Prayer for Healing, Praise, and Repentance
Is anyone among you sick? Let them call the elders of the church to pray over them and anoint them with oil in the name of the Lord. And the prayer offered in faith will make the sick person well; the Lord will raise them up. If they have sinned, they will be forgiven. James 5:14-15
I called the elders to pray for me once. It was a unique situation: I lived next door to the pastor of my church. One night I knew the elders were meeting there. I’d had strep throat for ten days with a fever that wouldn’t go away. I dialed the pastor’s number. While I talked to him on the phone, I started sweating—my fever had broken. An elder came over anyway and anointed me with oil. We praised God for the healing. What’s more, though I’ve been exposed to strep throat several times, I never got it again.
As James ended his letter, he wrote about prayer and faith, two themes he’d written about many times. Most of us pray when we’re in trouble. How about when we’re happy? When life is going well, we may feel we can handle things by ourselves. James said that’s the time for singing prayers.
When we’re convicted of sin, we may prefer to hide. James suggested, “Confess your sins to each other and pray for each other so that you may be healed.” Do you dare to tell a brother or sister they’ve wandered from the truth? If you pray and do all you can to help a person repent, God will “cover over a multitude of sins” (James 5:20).
James gives an example of Elijah who’s almost always included in a list of mighty men of prayer. However, you don’t have to be a special prayer warrior to be effective. James qualified Elijah’s ability with the words, “Elijah was a human being, even as we are.” He suffered fear, depression, and doubt, just as we might. Nevertheless, when he prayed earnestly and courageously, God answered his prayers mightily (1 Kings 18:21-46).
Our prayers may not be eloquent, or even articulated at times, but God hears and answers.
Pray for and with others.
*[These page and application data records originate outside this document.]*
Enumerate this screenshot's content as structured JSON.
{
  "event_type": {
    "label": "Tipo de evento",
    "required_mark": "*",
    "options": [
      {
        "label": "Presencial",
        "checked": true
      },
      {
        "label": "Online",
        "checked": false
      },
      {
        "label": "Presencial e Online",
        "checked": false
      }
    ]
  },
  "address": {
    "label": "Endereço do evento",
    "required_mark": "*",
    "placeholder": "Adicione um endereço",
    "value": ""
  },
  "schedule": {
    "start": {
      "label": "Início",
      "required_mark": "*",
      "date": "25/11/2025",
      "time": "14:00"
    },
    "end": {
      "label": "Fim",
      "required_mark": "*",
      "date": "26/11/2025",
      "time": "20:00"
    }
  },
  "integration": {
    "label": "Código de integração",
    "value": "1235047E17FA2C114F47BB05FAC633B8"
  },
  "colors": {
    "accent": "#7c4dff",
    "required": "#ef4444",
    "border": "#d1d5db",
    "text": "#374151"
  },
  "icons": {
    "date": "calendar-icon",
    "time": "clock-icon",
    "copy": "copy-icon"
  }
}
Add variety to your prayers including healing, praise, and repentance.
Read about Elijah’s time of fear, depression, and doubt in 1 Kings 19:1-21. How did God encourage him? Who would come alongside him as a helper, successor?
We know Moses had mighty answers to his prayers. Read about a time when he needed Aaron and Hur to come alongside him as he prayed in Exodus 17:9-13. See a devotion on this time of communal prayer: Jehovah-Nissi. Who can you ask to pray with you?
See Psalm 30 for a variety of emotions and expressions of communal prayer including praise and repentance. Which parts of this psalm can you use in praying for a situation you’re facing?
Nancy J. Baker
This devotion is part of Dig into Prayer.